# [TASK ITEM]
Filter task. Return each line of the material that holds the string "name".

***** DATA FOR THE TASK *****

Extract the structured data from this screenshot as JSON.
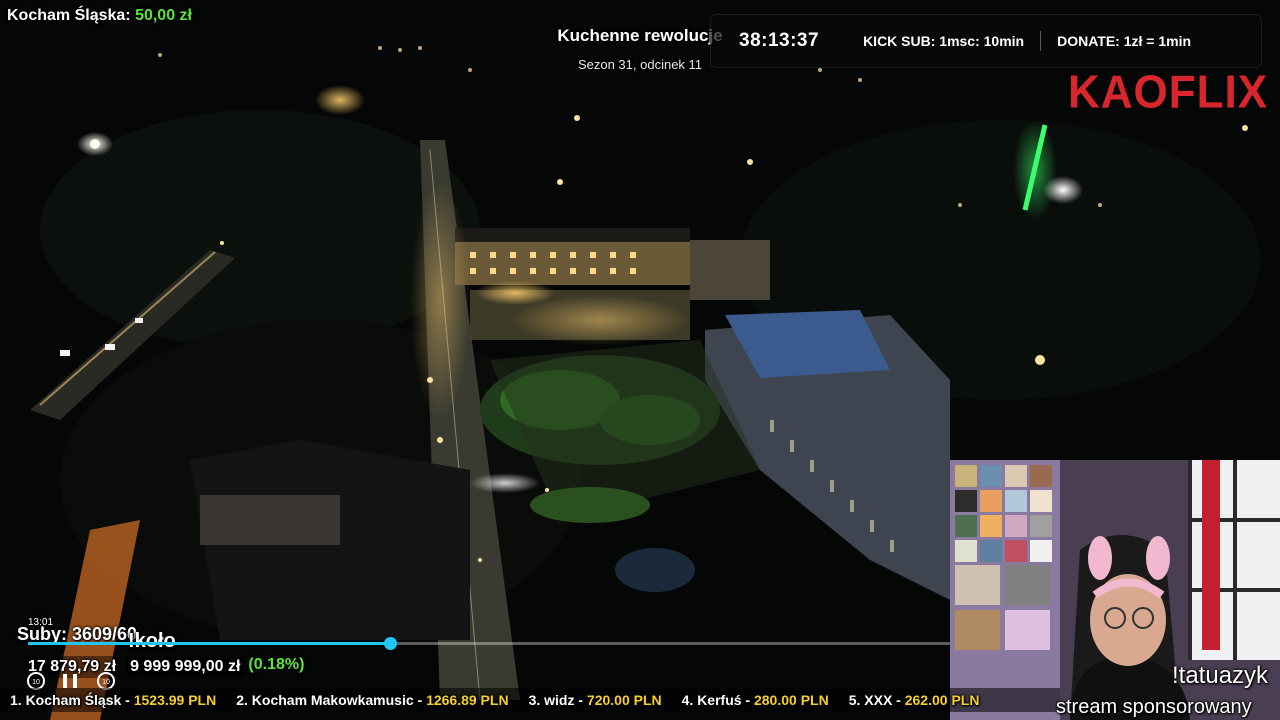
{
  "top_left": {
    "label": "Kocham Śląska:",
    "amount": "50,00 zł"
  },
  "episode": {
    "title": "Kuchenne rewolucje",
    "subtitle": "Sezon 31, odcinek 11"
  },
  "topbar": {
    "timer": "38:13:37",
    "kick_sub": "KICK SUB: 1msc: 10min",
    "donate": "DONATE: 1zł = 1min"
  },
  "logo": "KAOFLIX",
  "player": {
    "time": "13:01",
    "subs": "Suby: 3609/60",
    "command": "!koło",
    "progress": 0.393,
    "raised": "17 879,79 zł",
    "goal": "9 999 999,00 zł",
    "goal_pct": "(0.18%)"
  },
  "ticker": [
    {
      "rank": "1.",
      "name": "Kocham Śląsk",
      "value": "1523.99 PLN"
    },
    {
      "rank": "2.",
      "name": "Kocham Makowkamusic",
      "value": "1266.89 PLN"
    },
    {
      "rank": "3.",
      "name": "widz",
      "value": "720.00 PLN"
    },
    {
      "rank": "4.",
      "name": "Kerfuś",
      "value": "280.00 PLN"
    },
    {
      "rank": "5.",
      "name": "XXX",
      "value": "262.00 PLN"
    }
  ],
  "webcam": {
    "command": "!tatuazyk",
    "sponsor": "stream sponsorowany"
  },
  "colors": {
    "accent_green": "#5ee33a",
    "accent_blue": "#21c7f4",
    "logo_red": "#d8262c",
    "ticker_value": "#f6cf2a"
  }
}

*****

# [THE ANSWER]
      "name": "Kocham Śląsk",
      "name": "Kocham Makowkamusic",
      "name": "widz",
      "name": "Kerfuś",
      "name": "XXX",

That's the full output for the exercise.